Data about app and page elements
■ ■ ■ ■ ■ ■ ■

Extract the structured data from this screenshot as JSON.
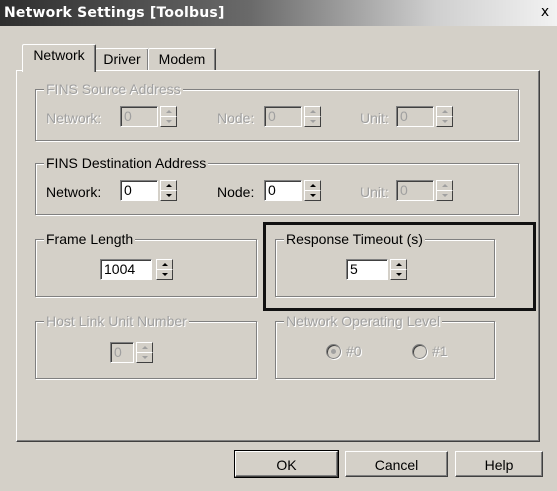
{
  "window": {
    "title": "Network Settings [Toolbus]",
    "close_glyph": "x"
  },
  "tabs": [
    {
      "label": "Network",
      "active": true
    },
    {
      "label": "Driver",
      "active": false
    },
    {
      "label": "Modem",
      "active": false
    }
  ],
  "fins_source": {
    "title": "FINS Source Address",
    "network_label": "Network:",
    "network_value": "0",
    "node_label": "Node:",
    "node_value": "0",
    "unit_label": "Unit:",
    "unit_value": "0"
  },
  "fins_dest": {
    "title": "FINS Destination Address",
    "network_label": "Network:",
    "network_value": "0",
    "node_label": "Node:",
    "node_value": "0",
    "unit_label": "Unit:",
    "unit_value": "0"
  },
  "frame_length": {
    "title": "Frame Length",
    "value": "1004"
  },
  "response_timeout": {
    "title": "Response Timeout (s)",
    "value": "5"
  },
  "host_link": {
    "title": "Host Link Unit Number",
    "value": "0"
  },
  "op_level": {
    "title": "Network Operating Level",
    "options": [
      {
        "label": "#0",
        "selected": true
      },
      {
        "label": "#1",
        "selected": false
      }
    ]
  },
  "buttons": {
    "ok": "OK",
    "cancel": "Cancel",
    "help": "Help"
  }
}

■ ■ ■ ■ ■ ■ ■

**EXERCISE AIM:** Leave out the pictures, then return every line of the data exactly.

**TASK RESULT:**
Extract the structured data from this screenshot as JSON.
{
  "window": {
    "title": "Network Settings [Toolbus]",
    "close_glyph": "x"
  },
  "tabs": [
    {
      "label": "Network",
      "active": true
    },
    {
      "label": "Driver",
      "active": false
    },
    {
      "label": "Modem",
      "active": false
    }
  ],
  "fins_source": {
    "title": "FINS Source Address",
    "network_label": "Network:",
    "network_value": "0",
    "node_label": "Node:",
    "node_value": "0",
    "unit_label": "Unit:",
    "unit_value": "0"
  },
  "fins_dest": {
    "title": "FINS Destination Address",
    "network_label": "Network:",
    "network_value": "0",
    "node_label": "Node:",
    "node_value": "0",
    "unit_label": "Unit:",
    "unit_value": "0"
  },
  "frame_length": {
    "title": "Frame Length",
    "value": "1004"
  },
  "response_timeout": {
    "title": "Response Timeout (s)",
    "value": "5"
  },
  "host_link": {
    "title": "Host Link Unit Number",
    "value": "0"
  },
  "op_level": {
    "title": "Network Operating Level",
    "options": [
      {
        "label": "#0",
        "selected": true
      },
      {
        "label": "#1",
        "selected": false
      }
    ]
  },
  "buttons": {
    "ok": "OK",
    "cancel": "Cancel",
    "help": "Help"
  }
}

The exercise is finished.